On a personal level, this year was the first time that I’ve participated in Geography 2050 as an AGS Councilor (I spoke at the first event in 2014 before I joined the AGS Council). Having known and studied under Dr. Dobson since his arrival at the University of Kansas in 2001, I have been long steeped in AGS and its proud traditions. When Chris first proposed AGS 2.0, and started to invite new Councilors, I knew I wanted to be part of bringing new energy into the Society.
What I bring to AGS is an expertise in geographic information science and technology. Building on that background, my goal as a Councilor is to ensure AGS continues to be at the fore of geographic technology, and that the Society begin to formally recognize the contributions of those who are responsible for powering the “geospatial revolution”. Over the last 20 years geographic technologies have revolutionized our society (Global Positioning Systems, high resolution satellite imagery, in-car navigation, interactive web maps, etc…), and it is important that the Society formally acknowledge those in government, industry, and academia who contributed.
To that end, the 2017 edition of Geography 2050 marked the first attempt to do this. I believe there are many people who deserve to be honored for their contributions to the post-millennium explosion in digital geography, so nominating the right people had to be a mix of contributions and applicability to this year’s 2050 theme of mobility. Given that combination, it was clear that Brian McClendon and John Hanke were the right choices to nominate for the AGS O.M. Miller Cartographic Medal. I made the nomination, and the AGS Vice President and Chair of the Awards committee, Deborah Popper, wrote up two wonderful award letters that were read at the ceremony.
In addition to the award, both Brian and John were kind enough to participate in a Geography 2050 session, which was formatted as a conversation with them. It was an honor to moderate this session, a job that required I ask a couple opening questions and then get out of their way. I don’t get anxious speaking in front of crowds often, but have to admit, this one was a bit nerve-racking. But ultimately I think the session went well, and there was a lot of great feedback.
Update: Video of the session has been posted here and embedded below:

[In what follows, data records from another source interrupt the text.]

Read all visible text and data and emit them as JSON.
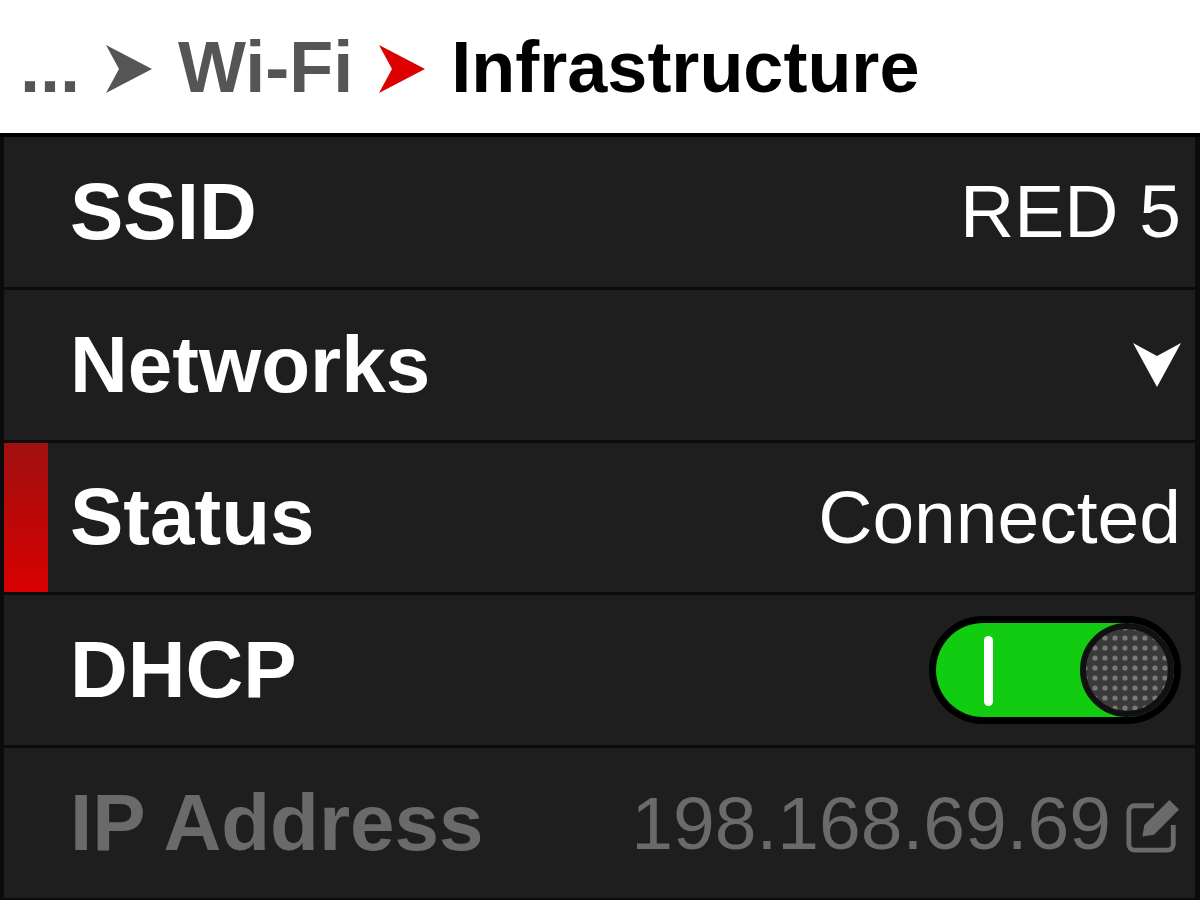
{
  "breadcrumb": [
    {
      "label": "...",
      "current": false
    },
    {
      "label": "Wi-Fi",
      "current": false
    },
    {
      "label": "Infrastructure",
      "current": true
    }
  ],
  "rows": [
    {
      "kind": "value",
      "label": "SSID",
      "value": "RED 5",
      "selected": false,
      "disabled": false
    },
    {
      "kind": "dropdown",
      "label": "Networks",
      "selected": false,
      "disabled": false
    },
    {
      "kind": "value",
      "label": "Status",
      "value": "Connected",
      "selected": true,
      "disabled": false
    },
    {
      "kind": "toggle",
      "label": "DHCP",
      "on": true,
      "selected": false,
      "disabled": false
    },
    {
      "kind": "edit",
      "label": "IP Address",
      "value": "198.168.69.69",
      "selected": false,
      "disabled": true
    }
  ]
}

The goal of my questions was to first look back on their Keyhole / Google Earth experience, using it as a historical lens to view current trends. Then to discuss trends in autonomy and augmented reality that are affecting mobility. Co.Design (a Fast Company subsidiary) wrote an article on the session that has more detail.

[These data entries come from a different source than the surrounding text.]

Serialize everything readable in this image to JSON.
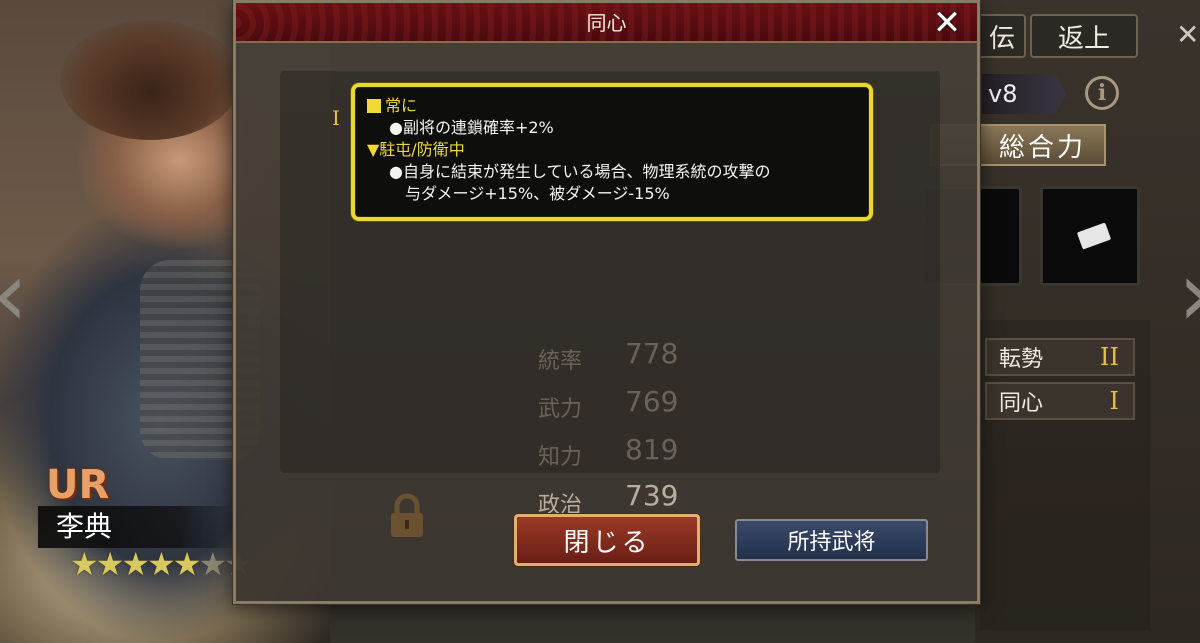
{
  "modal": {
    "title": "同心",
    "close_symbol": "✕",
    "skill_rank_marker": "I",
    "tooltip": {
      "section1_title": "常に",
      "section1_line": "●副将の連鎖確率+2%",
      "section2_title": "▼駐屯/防衛中",
      "section2_line1": "●自身に結束が発生している場合、物理系統の攻撃の",
      "section2_line2": "与ダメージ+15%、被ダメージ-15%"
    },
    "buttons": {
      "close_label": "閉じる",
      "owned_generals_label": "所持武将"
    }
  },
  "background": {
    "return_tab": "返上",
    "partial_tab": "伝",
    "level_badge": "v8",
    "combine_button": "総合力",
    "info_symbol": "i",
    "skills": [
      {
        "name": "転勢",
        "rank": "II"
      },
      {
        "name": "同心",
        "rank": "I"
      }
    ],
    "faded_stats": [
      {
        "label": "統率",
        "value": "778"
      },
      {
        "label": "武力",
        "value": "769"
      },
      {
        "label": "知力",
        "value": "819"
      },
      {
        "label": "政治",
        "value": "739"
      }
    ],
    "general": {
      "rarity": "UR",
      "name": "李典",
      "stars_filled": 5,
      "stars_total": 7
    }
  },
  "colors": {
    "tooltip_border": "#e8d830",
    "header_red": "#6a1014",
    "close_button": "#9a3a28",
    "owned_button": "#3a4a6a",
    "accent_gold": "#f0d838"
  }
}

I’d like to thank both of them personally for taking the time out of their schedules to come to New York to accept the AGS Miller Medal and participate in the panel. I certainly learned a lot, and feel that as AGS, we are off to a good start in honoring the pioneers of the modern digital geography movement.

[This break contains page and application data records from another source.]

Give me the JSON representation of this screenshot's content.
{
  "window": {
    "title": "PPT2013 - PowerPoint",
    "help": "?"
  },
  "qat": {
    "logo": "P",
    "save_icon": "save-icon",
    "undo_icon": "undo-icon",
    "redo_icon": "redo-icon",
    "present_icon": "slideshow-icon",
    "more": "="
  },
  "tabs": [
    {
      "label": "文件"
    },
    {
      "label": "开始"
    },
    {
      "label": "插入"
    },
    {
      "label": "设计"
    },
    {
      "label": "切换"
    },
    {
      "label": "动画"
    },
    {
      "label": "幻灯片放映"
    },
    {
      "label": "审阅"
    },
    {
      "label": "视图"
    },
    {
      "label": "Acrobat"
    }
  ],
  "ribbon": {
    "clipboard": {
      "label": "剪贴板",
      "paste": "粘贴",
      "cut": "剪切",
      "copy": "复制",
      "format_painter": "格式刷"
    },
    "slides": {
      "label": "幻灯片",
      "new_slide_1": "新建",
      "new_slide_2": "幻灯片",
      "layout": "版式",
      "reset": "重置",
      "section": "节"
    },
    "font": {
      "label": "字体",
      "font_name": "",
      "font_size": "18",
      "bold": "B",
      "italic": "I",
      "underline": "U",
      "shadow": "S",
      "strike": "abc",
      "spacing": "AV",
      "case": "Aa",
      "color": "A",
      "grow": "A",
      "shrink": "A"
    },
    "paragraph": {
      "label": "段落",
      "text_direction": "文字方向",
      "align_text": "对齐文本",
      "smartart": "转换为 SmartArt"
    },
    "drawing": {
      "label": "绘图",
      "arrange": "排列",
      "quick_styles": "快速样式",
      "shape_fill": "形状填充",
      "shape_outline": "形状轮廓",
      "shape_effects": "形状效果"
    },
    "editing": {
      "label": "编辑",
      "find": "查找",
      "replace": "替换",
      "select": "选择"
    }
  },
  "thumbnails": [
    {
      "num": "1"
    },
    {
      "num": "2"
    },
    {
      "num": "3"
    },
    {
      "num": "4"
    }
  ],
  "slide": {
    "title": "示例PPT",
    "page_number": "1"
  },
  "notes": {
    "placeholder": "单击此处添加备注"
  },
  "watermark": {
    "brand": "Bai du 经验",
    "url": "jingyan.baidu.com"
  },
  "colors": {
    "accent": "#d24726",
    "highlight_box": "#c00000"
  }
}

If interested in additional information, Trajectory Magazine recently published an article on the history of Google Earth that provides great background on the evolution of the technology, and its role in the national security context.